On Feb.14, 12 snowboarders who made the final cut for the men’s snowboarding half-pipe event participated in the final run at Phoenix Park for the 2018 PyeongChang Olympics.
Shaun White, a snowboarder representing the United States, received his third Olympic gold medal with a finishing score of 97.75 on his last run. Ayumu Hirano, representing Japan, and Scotty James, representing Australia, placed second and third, respectively.
“It was an overwhelming experience. I have never been in a foreign country for an event like the Olympics, so it was surreal to be chanting ‘U.S.A.’ with a mob of people, and that definitely allowed me to feel the Olympic fervor,” said Patrick Young, high school English teacher. “Specifically, Shaun White had a lot of different type of tricks with a diverse range, which made it interesting to watch.”
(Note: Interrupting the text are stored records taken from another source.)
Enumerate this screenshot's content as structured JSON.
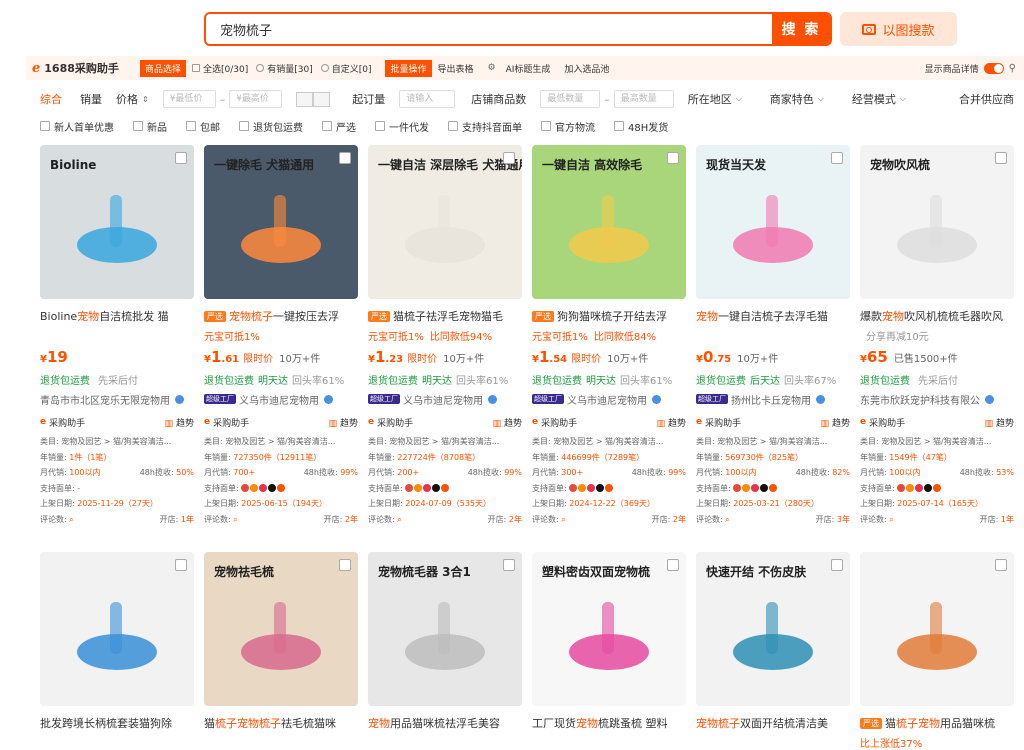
{
  "search": {
    "value": "宠物梳子",
    "button": "搜 索",
    "image_button": "以图搜款"
  },
  "helper": {
    "logo": "1688采购助手",
    "select_tag": "商品选择",
    "opts": [
      "全选[0/30]",
      "有销量[30]",
      "自定义[0]"
    ],
    "batch_tag": "批量操作",
    "links": [
      "导出表格",
      "AI标题生成",
      "加入选品池"
    ],
    "detail_toggle": "显示商品详情"
  },
  "filters": {
    "sort": [
      "综合",
      "销量",
      "价格"
    ],
    "price_min": "¥最低价",
    "price_max": "¥最高价",
    "moq_label": "起订量",
    "moq_ph": "请输入",
    "shops_label": "店铺商品数",
    "min_ph": "最低数量",
    "max_ph": "最高数量",
    "dropdowns": [
      "所在地区",
      "商家特色",
      "经营模式"
    ],
    "merge": "合并供应商",
    "checks": [
      "新人首单优惠",
      "新品",
      "包邮",
      "退货包运费",
      "严选",
      "一件代发",
      "支持抖音面单",
      "官方物流",
      "48H发货"
    ]
  },
  "products": [
    {
      "title_pre": "Bioline",
      "title_hl": "宠物",
      "title_post": "自洁梳批发 猫",
      "yx": "",
      "sub": "",
      "sub_gray": "",
      "price": "19",
      "price_dec": "",
      "price_note": "",
      "sold": "",
      "svc": [
        "退货包运费",
        ""
      ],
      "svc_gray": "先采后付",
      "shop": "青岛市市北区宠乐无限宠物用",
      "shop_badge": "",
      "helper": "采购助手",
      "trend": "趋势",
      "cat": "类目: 宠物及园艺 > 猫/狗美容清洁...",
      "year": "年销量:",
      "year_v": "1件（1笔）",
      "month": "月代销:",
      "month_v": "100以内",
      "h48": "48h揽收:",
      "h48_v": "50%",
      "support": "支持面单: -",
      "listed": "上架日期:",
      "listed_v": "2025-11-29（27天）",
      "review": "评论数:",
      "open": "开店:",
      "open_v": "1年"
    },
    {
      "title_pre": "",
      "title_hl": "宠物梳子",
      "title_post": "一键按压去浮",
      "yx": "严选",
      "sub": "元宝可抵1%",
      "sub_gray": "",
      "price": "1",
      "price_dec": ".61",
      "price_note": "限时价",
      "sold": "10万+件",
      "svc": [
        "退货包运费",
        "明天达"
      ],
      "svc_gray": "回头率61%",
      "shop": "义乌市迪尼宠物用",
      "shop_badge": "超级工厂",
      "helper": "采购助手",
      "trend": "趋势",
      "cat": "类目: 宠物及园艺 > 猫/狗美容清洁...",
      "year": "年销量:",
      "year_v": "727350件（12911笔）",
      "month": "月代销:",
      "month_v": "700+",
      "h48": "48h揽收:",
      "h48_v": "99%",
      "support": "支持面单:",
      "listed": "上架日期:",
      "listed_v": "2025-06-15（194天）",
      "review": "评论数:",
      "open": "开店:",
      "open_v": "2年"
    },
    {
      "title_pre": "",
      "title_hl": "",
      "title_post": "猫梳子祛浮毛宠物猫毛",
      "yx": "严选",
      "sub": "元宝可抵1%",
      "sub_gray": "比同款低94%",
      "price": "1",
      "price_dec": ".23",
      "price_note": "限时价",
      "sold": "10万+件",
      "svc": [
        "退货包运费",
        "明天达"
      ],
      "svc_gray": "回头率61%",
      "shop": "义乌市迪尼宠物用",
      "shop_badge": "超级工厂",
      "helper": "采购助手",
      "trend": "趋势",
      "cat": "类目: 宠物及园艺 > 猫/狗美容清洁...",
      "year": "年销量:",
      "year_v": "227724件（8708笔）",
      "month": "月代销:",
      "month_v": "200+",
      "h48": "48h揽收:",
      "h48_v": "99%",
      "support": "支持面单:",
      "listed": "上架日期:",
      "listed_v": "2024-07-09（535天）",
      "review": "评论数:",
      "open": "开店:",
      "open_v": "2年"
    },
    {
      "title_pre": "",
      "title_hl": "",
      "title_post": "狗狗猫咪梳子开结去浮",
      "yx": "严选",
      "sub": "元宝可抵1%",
      "sub_gray": "比同款低84%",
      "price": "1",
      "price_dec": ".54",
      "price_note": "限时价",
      "sold": "10万+件",
      "svc": [
        "退货包运费",
        "明天达"
      ],
      "svc_gray": "回头率61%",
      "shop": "义乌市迪尼宠物用",
      "shop_badge": "超级工厂",
      "helper": "采购助手",
      "trend": "趋势",
      "cat": "类目: 宠物及园艺 > 猫/狗美容清洁...",
      "year": "年销量:",
      "year_v": "446699件（7289笔）",
      "month": "月代销:",
      "month_v": "300+",
      "h48": "48h揽收:",
      "h48_v": "99%",
      "support": "支持面单:",
      "listed": "上架日期:",
      "listed_v": "2024-12-22（369天）",
      "review": "评论数:",
      "open": "开店:",
      "open_v": "2年"
    },
    {
      "title_pre": "",
      "title_hl": "宠物",
      "title_post": "一键自洁梳子去浮毛猫",
      "yx": "",
      "sub": "",
      "sub_gray": "",
      "price": "0",
      "price_dec": ".75",
      "price_note": "",
      "sold": "10万+件",
      "svc": [
        "退货包运费",
        "后天达"
      ],
      "svc_gray": "回头率67%",
      "shop": "扬州比卡丘宠物用",
      "shop_badge": "超级工厂",
      "helper": "采购助手",
      "trend": "趋势",
      "cat": "类目: 宠物及园艺 > 猫/狗美容清洁...",
      "year": "年销量:",
      "year_v": "569730件（825笔）",
      "month": "月代销:",
      "month_v": "100以内",
      "h48": "48h揽收:",
      "h48_v": "82%",
      "support": "支持面单:",
      "listed": "上架日期:",
      "listed_v": "2025-03-21（280天）",
      "review": "评论数:",
      "open": "开店:",
      "open_v": "3年"
    },
    {
      "title_pre": "爆款",
      "title_hl": "宠物",
      "title_post": "吹风机梳梳毛器吹风",
      "yx": "",
      "sub": "",
      "sub_gray": "分享再减10元",
      "price": "65",
      "price_dec": "",
      "price_note": "",
      "sold": "已售1500+件",
      "svc": [
        "退货包运费",
        ""
      ],
      "svc_gray": "先采后付",
      "shop": "东莞市欣跃宠护科技有限公",
      "shop_badge": "",
      "helper": "采购助手",
      "trend": "趋势",
      "cat": "类目: 宠物及园艺 > 猫/狗美容清洁...",
      "year": "年销量:",
      "year_v": "1549件（47笔）",
      "month": "月代销:",
      "month_v": "100以内",
      "h48": "48h揽收:",
      "h48_v": "53%",
      "support": "支持面单:",
      "listed": "上架日期:",
      "listed_v": "2025-07-14（165天）",
      "review": "评论数:",
      "open": "开店:",
      "open_v": "1年"
    }
  ],
  "row2": [
    {
      "title_pre": "批发跨境长柄梳套装猫狗除",
      "title_hl": "",
      "title_post": "",
      "yx": "",
      "sub": ""
    },
    {
      "title_pre": "猫",
      "title_hl": "梳子宠物梳子",
      "title_post": "祛毛梳猫咪",
      "yx": "",
      "sub": ""
    },
    {
      "title_pre": "",
      "title_hl": "宠物",
      "title_post": "用品猫咪梳祛浮毛美容",
      "yx": "",
      "sub": ""
    },
    {
      "title_pre": "工厂现货",
      "title_hl": "宠物",
      "title_post": "梳跳蚤梳 塑料",
      "yx": "",
      "sub": ""
    },
    {
      "title_pre": "",
      "title_hl": "宠物梳子",
      "title_post": "双面开结梳清洁美",
      "yx": "",
      "sub": ""
    },
    {
      "title_pre": "猫",
      "title_hl": "梳子宠物",
      "title_post": "用品猫咪梳",
      "yx": "严选",
      "sub": "比上涨低37%"
    }
  ],
  "thumbs": [
    {
      "bg": "#d8dde0",
      "text": "Bioline",
      "accent": "#39a7de"
    },
    {
      "bg": "#4a5a6a",
      "text": "一键除毛 犬猫通用",
      "accent": "#ff8a3d"
    },
    {
      "bg": "#f0ece4",
      "text": "一键自洁 深层除毛 犬猫通用",
      "accent": "#e8e4dc"
    },
    {
      "bg": "#a9d67a",
      "text": "一键自洁 高效除毛",
      "accent": "#f2c94c"
    },
    {
      "bg": "#e9f2f5",
      "text": "现货当天发",
      "accent": "#f07ab0"
    },
    {
      "bg": "#f3f3f3",
      "text": "宠物吹风梳",
      "accent": "#dddddd"
    },
    {
      "bg": "#f2f2f2",
      "text": "",
      "accent": "#3a8fd8"
    },
    {
      "bg": "#e9d8c4",
      "text": "宠物祛毛梳",
      "accent": "#d86a8e"
    },
    {
      "bg": "#e7e7e7",
      "text": "宠物梳毛器 3合1",
      "accent": "#bdbdbd"
    },
    {
      "bg": "#f7f7f7",
      "text": "塑料密齿双面宠物梳",
      "accent": "#e54aa0"
    },
    {
      "bg": "#f2f2f2",
      "text": "快速开结 不伤皮肤",
      "accent": "#2f8fb6"
    },
    {
      "bg": "#f4f4f4",
      "text": "",
      "accent": "#e07b3a"
    }
  ]
}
The half-pipe is designed in a semi-circular structure so that the snowboarders can perform various tricks while moving across the sides of the pipe. When momentum builds up, along with speed, athletes can go as high as 12 meters up in the air. Half-pipe snowboarders are given three opportunities to score the highest as possible by executing a number of flips and turns, in which the top three highest scoring players are awarded the three Olympic medals.
“Before going to watch the event, I did not know of the half-pipe snowboarding event or any of the prominent athletes, like Shaun White. Even so, watching the very competitive races was an exciting experience. Now I am interested in not only the athletes but also snowboarding as a sport. I look forward to attending many more Olympic snowboarding events in the future,” Hannah Kim (11) said.
Even the most talented snowboarders can experience severe injuries and falls throughout his or her run—while coming down the slopes on his second run, Japanese snowboarder Yuto Totsuka suffered an unfortunate fall that led to him being dragged down on a stretcher without finishing his final turn. White also had a minor accident on his second run, but continued to finish off strong on his last run, outscoring Hirano by 2.5 points.
On the day of the event, fans from all over the world convened to watch their athletes hit the half-pipes. While none of the Korean snowboarders qualified for the final run, many still went to witness the Olympic spirit. As the game ended, the audience members proudly waved their country’s flags, regardless of what rank the athletes placed.